Because the pictures are not wanted, reproduce the rest of the records below exactly as they stand.

Dataset records
= Beginning of Section =

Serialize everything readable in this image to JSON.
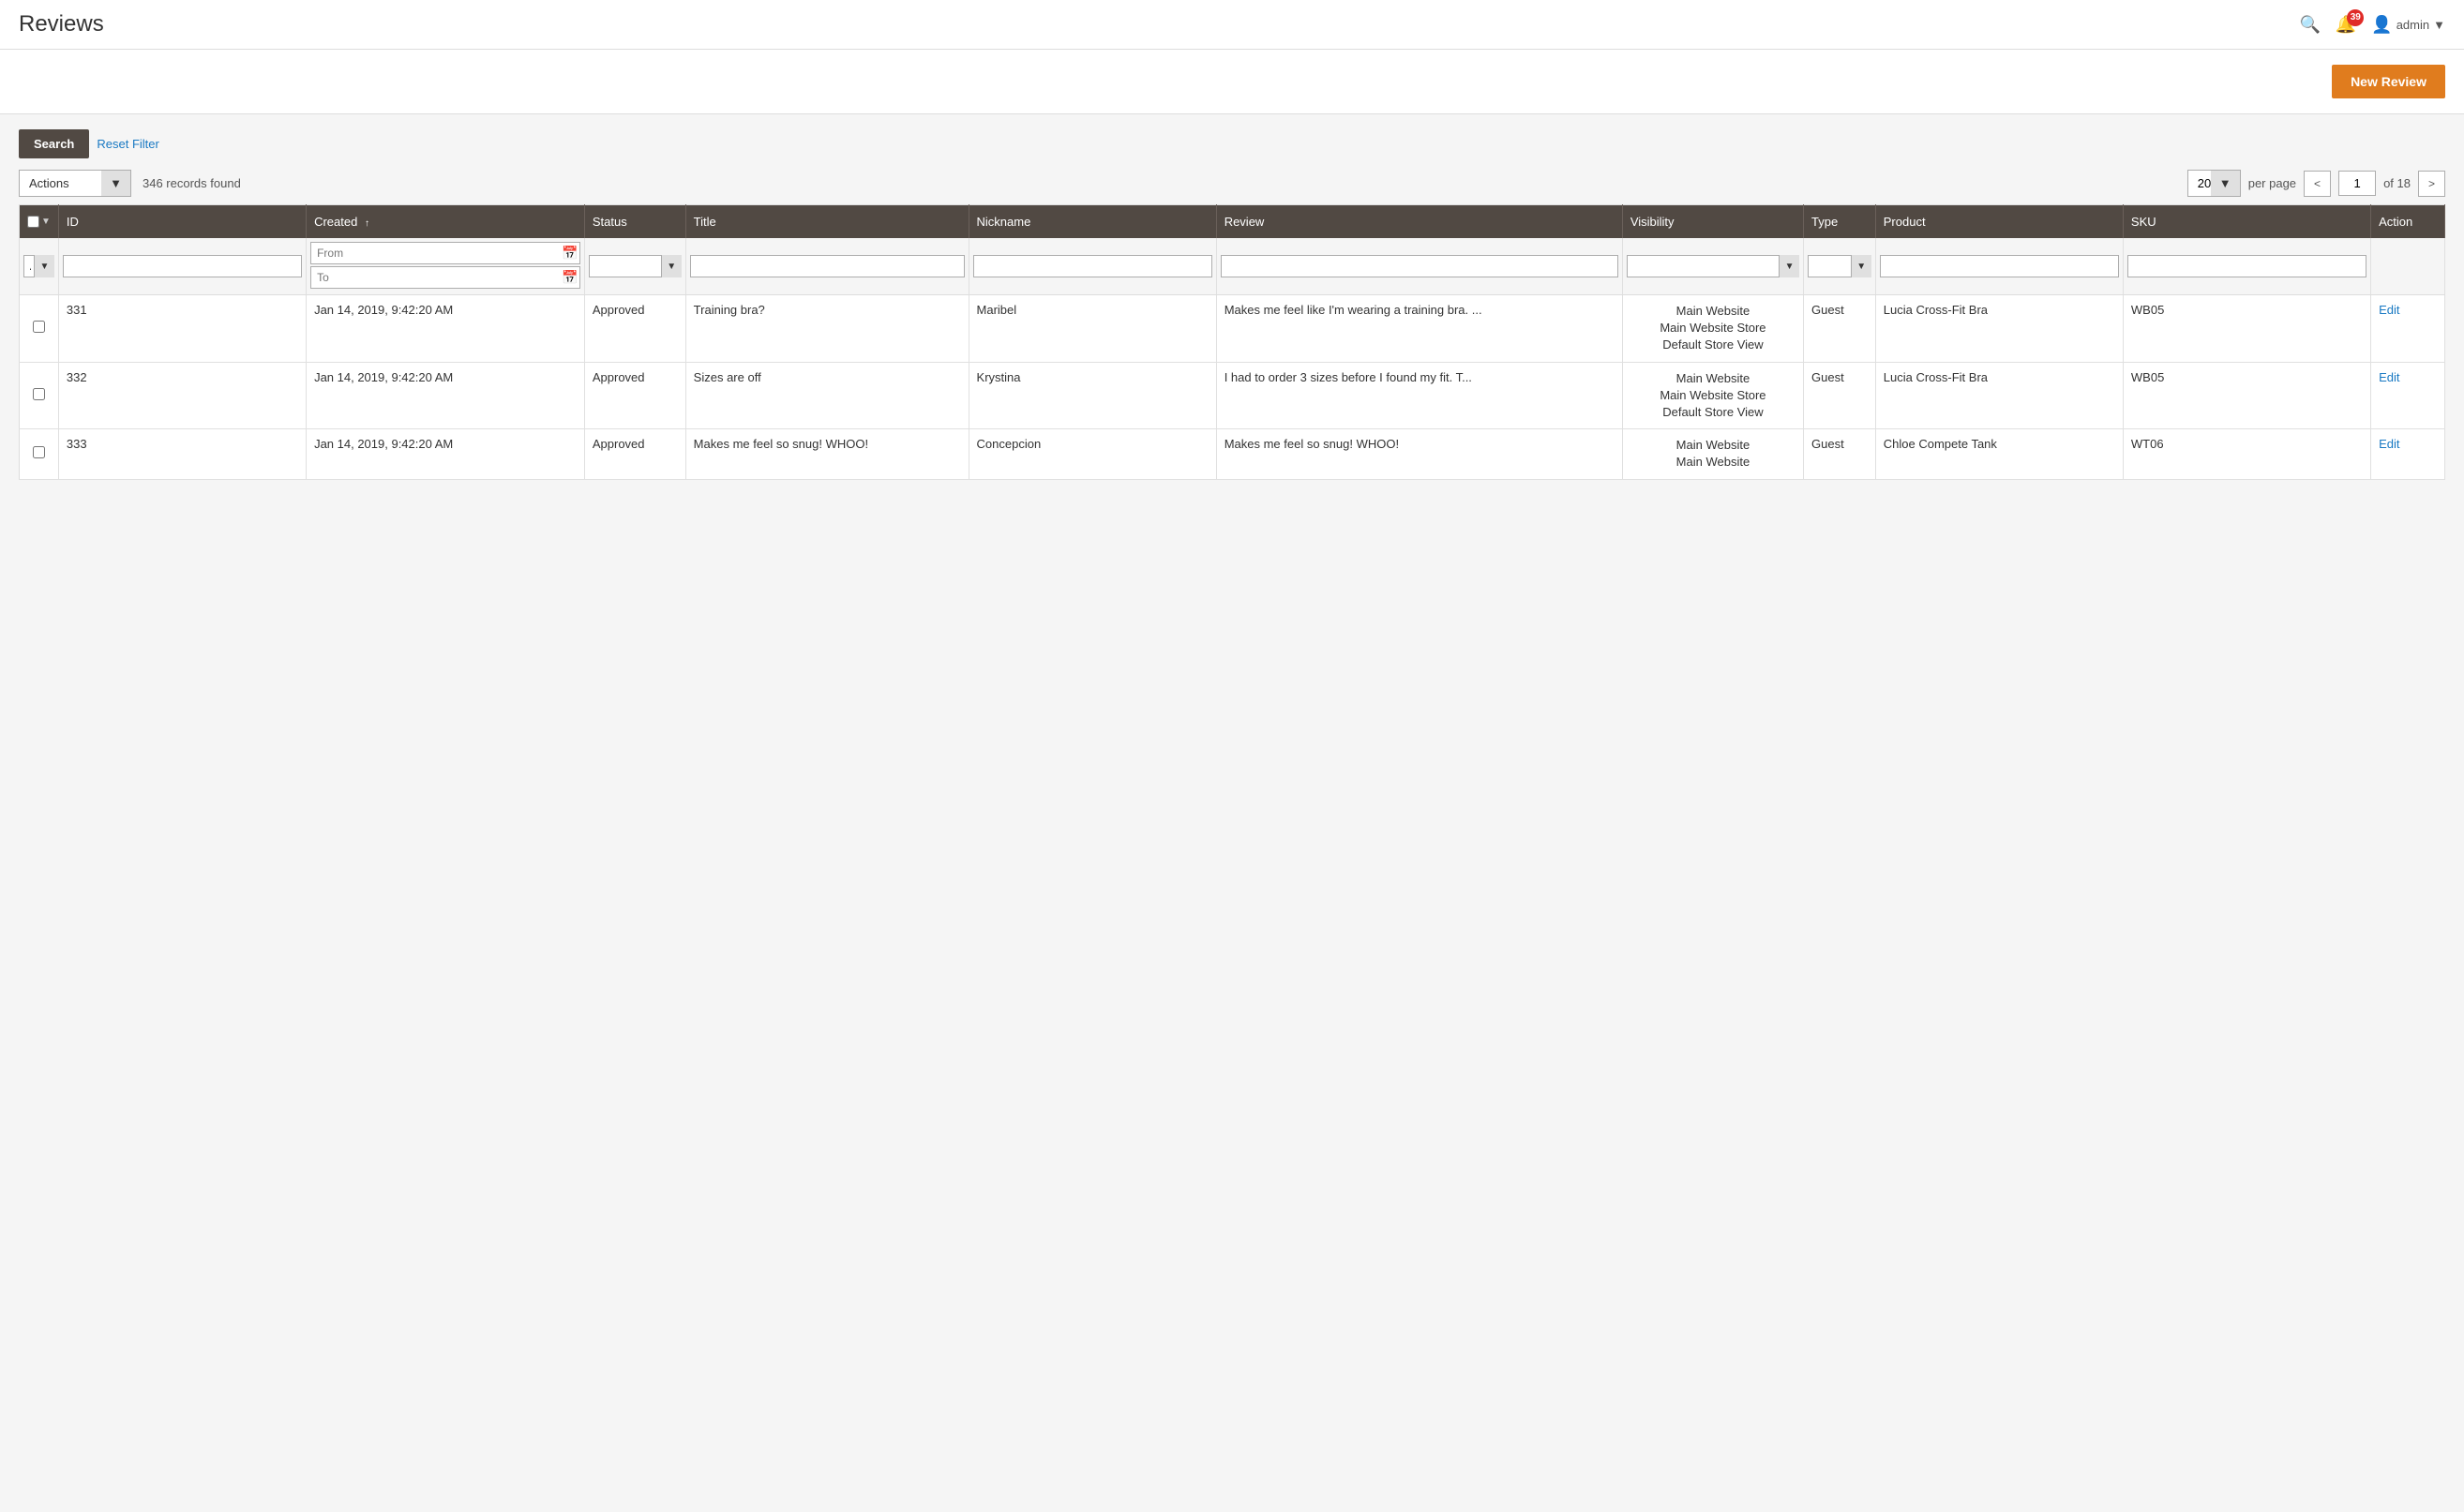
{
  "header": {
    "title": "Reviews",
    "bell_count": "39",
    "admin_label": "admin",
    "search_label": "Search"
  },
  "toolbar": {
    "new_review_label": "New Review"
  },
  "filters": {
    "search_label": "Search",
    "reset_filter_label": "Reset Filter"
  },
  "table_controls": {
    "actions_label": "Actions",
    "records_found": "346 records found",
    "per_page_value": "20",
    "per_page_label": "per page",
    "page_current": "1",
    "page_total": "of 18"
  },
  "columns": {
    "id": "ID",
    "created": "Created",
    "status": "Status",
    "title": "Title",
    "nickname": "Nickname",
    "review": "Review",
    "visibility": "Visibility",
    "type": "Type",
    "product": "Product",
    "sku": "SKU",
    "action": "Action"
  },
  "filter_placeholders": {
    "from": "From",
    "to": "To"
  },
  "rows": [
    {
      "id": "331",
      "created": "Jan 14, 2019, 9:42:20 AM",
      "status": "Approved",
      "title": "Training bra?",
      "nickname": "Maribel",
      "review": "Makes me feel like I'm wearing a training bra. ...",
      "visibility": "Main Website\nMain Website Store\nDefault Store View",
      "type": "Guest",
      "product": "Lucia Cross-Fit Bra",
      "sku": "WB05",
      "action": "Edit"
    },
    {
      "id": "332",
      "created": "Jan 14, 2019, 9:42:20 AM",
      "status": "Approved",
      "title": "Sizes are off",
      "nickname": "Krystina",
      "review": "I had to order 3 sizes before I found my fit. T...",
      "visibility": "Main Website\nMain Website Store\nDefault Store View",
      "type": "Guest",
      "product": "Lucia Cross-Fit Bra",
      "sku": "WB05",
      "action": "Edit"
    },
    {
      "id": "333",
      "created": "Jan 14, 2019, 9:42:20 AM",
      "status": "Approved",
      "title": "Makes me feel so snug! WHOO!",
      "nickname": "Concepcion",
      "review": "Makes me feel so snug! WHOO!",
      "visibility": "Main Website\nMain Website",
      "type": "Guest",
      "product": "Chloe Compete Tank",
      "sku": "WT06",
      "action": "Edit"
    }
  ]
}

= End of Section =

**Reply:**
Serialize everything readable in this image to JSON.
{
  "header": {
    "title": "Reviews",
    "bell_count": "39",
    "admin_label": "admin",
    "search_label": "Search"
  },
  "toolbar": {
    "new_review_label": "New Review"
  },
  "filters": {
    "search_label": "Search",
    "reset_filter_label": "Reset Filter"
  },
  "table_controls": {
    "actions_label": "Actions",
    "records_found": "346 records found",
    "per_page_value": "20",
    "per_page_label": "per page",
    "page_current": "1",
    "page_total": "of 18"
  },
  "columns": {
    "id": "ID",
    "created": "Created",
    "status": "Status",
    "title": "Title",
    "nickname": "Nickname",
    "review": "Review",
    "visibility": "Visibility",
    "type": "Type",
    "product": "Product",
    "sku": "SKU",
    "action": "Action"
  },
  "filter_placeholders": {
    "from": "From",
    "to": "To"
  },
  "rows": [
    {
      "id": "331",
      "created": "Jan 14, 2019, 9:42:20 AM",
      "status": "Approved",
      "title": "Training bra?",
      "nickname": "Maribel",
      "review": "Makes me feel like I'm wearing a training bra. ...",
      "visibility": "Main Website\nMain Website Store\nDefault Store View",
      "type": "Guest",
      "product": "Lucia Cross-Fit Bra",
      "sku": "WB05",
      "action": "Edit"
    },
    {
      "id": "332",
      "created": "Jan 14, 2019, 9:42:20 AM",
      "status": "Approved",
      "title": "Sizes are off",
      "nickname": "Krystina",
      "review": "I had to order 3 sizes before I found my fit. T...",
      "visibility": "Main Website\nMain Website Store\nDefault Store View",
      "type": "Guest",
      "product": "Lucia Cross-Fit Bra",
      "sku": "WB05",
      "action": "Edit"
    },
    {
      "id": "333",
      "created": "Jan 14, 2019, 9:42:20 AM",
      "status": "Approved",
      "title": "Makes me feel so snug! WHOO!",
      "nickname": "Concepcion",
      "review": "Makes me feel so snug! WHOO!",
      "visibility": "Main Website\nMain Website",
      "type": "Guest",
      "product": "Chloe Compete Tank",
      "sku": "WT06",
      "action": "Edit"
    }
  ]
}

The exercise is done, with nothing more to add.